Prize Recipient


Wieman

Howard Wieman
Lawrence Berkeley National Laboratory

Citation:

"For developing foundational experimental and theoretical tools to enable and guide generations of experiments in relativistic heavy ion physics. The combination of experiment and theory led to the initial discoveries at RHIC, ongoing precision studies of the properties of hot nuclear matter, and to exploration of the nuclear matter phase diagram."

Background:

Howard Wieman received his BS from Oregon State University in 1966. He completed his PhD under Isaac Halpern at University of Washington Seattle in 1975. After a post-doc at the University of Colorado, he started at the Lawrence Berkeley National Lab (LBNL) as Outside-User Liaison for the 88” Cyclotron.
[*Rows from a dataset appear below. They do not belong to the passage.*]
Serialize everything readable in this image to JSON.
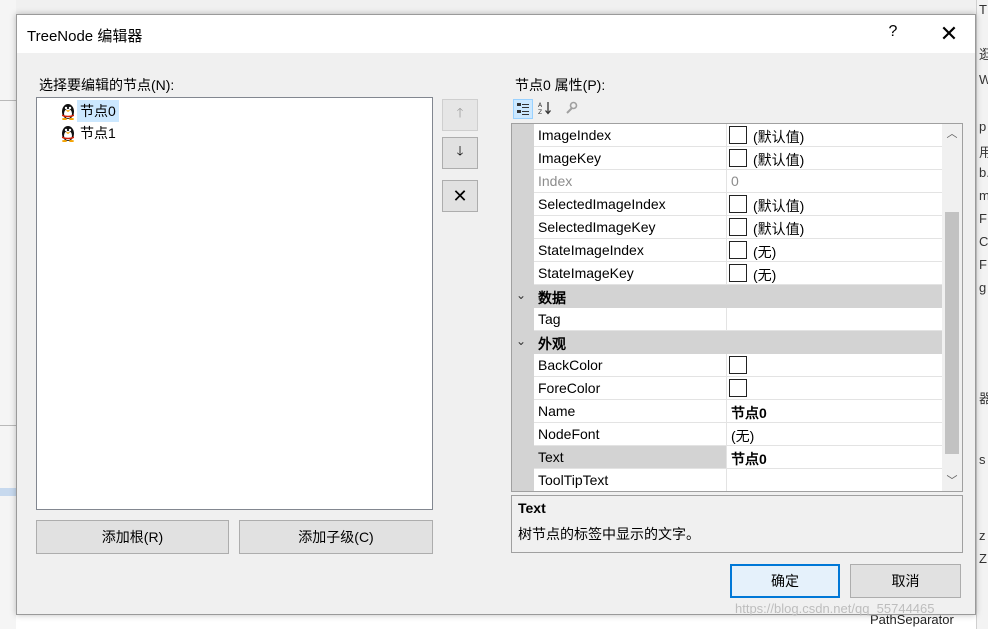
{
  "dialog": {
    "title": "TreeNode 编辑器",
    "help_label": "?",
    "close_label": "✕"
  },
  "tree_panel": {
    "label": "选择要编辑的节点(N):",
    "nodes": [
      {
        "label": "节点0",
        "selected": true
      },
      {
        "label": "节点1",
        "selected": false
      }
    ],
    "add_root_label": "添加根(R)",
    "add_child_label": "添加子级(C)"
  },
  "side_buttons": {
    "move_up": "🡑",
    "move_down": "🡓",
    "delete": "✕"
  },
  "props_panel": {
    "label": "节点0 属性(P):",
    "rows": [
      {
        "name": "ImageIndex",
        "value": "(默认值)"
      },
      {
        "name": "ImageKey",
        "value": "(默认值)"
      },
      {
        "name": "Index",
        "value": "0"
      },
      {
        "name": "SelectedImageIndex",
        "value": "(默认值)"
      },
      {
        "name": "SelectedImageKey",
        "value": "(默认值)"
      },
      {
        "name": "StateImageIndex",
        "value": "(无)"
      },
      {
        "name": "StateImageKey",
        "value": "(无)"
      }
    ],
    "category_data": {
      "name": "数据",
      "rows": [
        {
          "name": "Tag",
          "value": ""
        }
      ]
    },
    "category_appearance": {
      "name": "外观",
      "rows": [
        {
          "name": "BackColor",
          "value": ""
        },
        {
          "name": "ForeColor",
          "value": ""
        },
        {
          "name": "Name",
          "value": "节点0"
        },
        {
          "name": "NodeFont",
          "value": "(无)"
        },
        {
          "name": "Text",
          "value": "节点0"
        },
        {
          "name": "ToolTipText",
          "value": ""
        }
      ]
    },
    "description_title": "Text",
    "description_text": "树节点的标签中显示的文字。"
  },
  "footer": {
    "ok_label": "确定",
    "cancel_label": "取消"
  },
  "background": {
    "right_snippets": [
      "T",
      "逛",
      "W",
      "p",
      "用",
      "b.",
      "m",
      "F",
      "C",
      "F",
      "g",
      "器",
      "s",
      "z",
      "Z"
    ],
    "bottom_text": "PathSeparator"
  },
  "watermark": "https://blog.csdn.net/qq_55744465",
  "colors": {
    "accent": "#0078d7",
    "selection": "#cce8ff"
  }
}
At LBNL he worked on a number of detector related developments at the Bevalac, including design and installation of the Low Energy Beam Line, and led the EOS Time Projection Chamber (TPC) development. He was co-group leader with Hans Georg Ritter for the operation of the EOS TPC. While at LBNL, he was employed for a time by Gesellschaft für Schwerionenforschung (GSI).
Howard was the physicist in charge of designing and building the TPC portion of the STAR experiment facility which was installed at the RHIC collider. Leadership of this project was shared with mechanical engineer, Russell Wells. The TPC provides tracking for the high energy, heavy ion collisions at STAR. At the time of installation, this was the largest TPC built.
He initiated and guided the design and construction of a vertex detector (HFT PXL) which was installed and began operation in the STAR experiment in 2014. This vertex detector is the first to use monolithic CMOS pixel technology in a collider experiment. It is a significant advance in vertex detector performance and was developed to identify D meson decays in the high track density environment of heavy ion collisions. The CMOS pixel chips were developed by Marc Winter’s group at Institut Pluridisciplinaire Hubert Curien (IPHC).
Howard received the LBNL J.M. Nitschke Technical Excellence Award and is a Fellow of the American Physical Society.
He retired from LBNL in 2011, but has continued work at LBNL in the Nuclear Science Division.


Selection Committee:

Barbara V. Jacak, Chair; D. Dean; W.A. Zajc; C.R. Howell; S.R. Elliott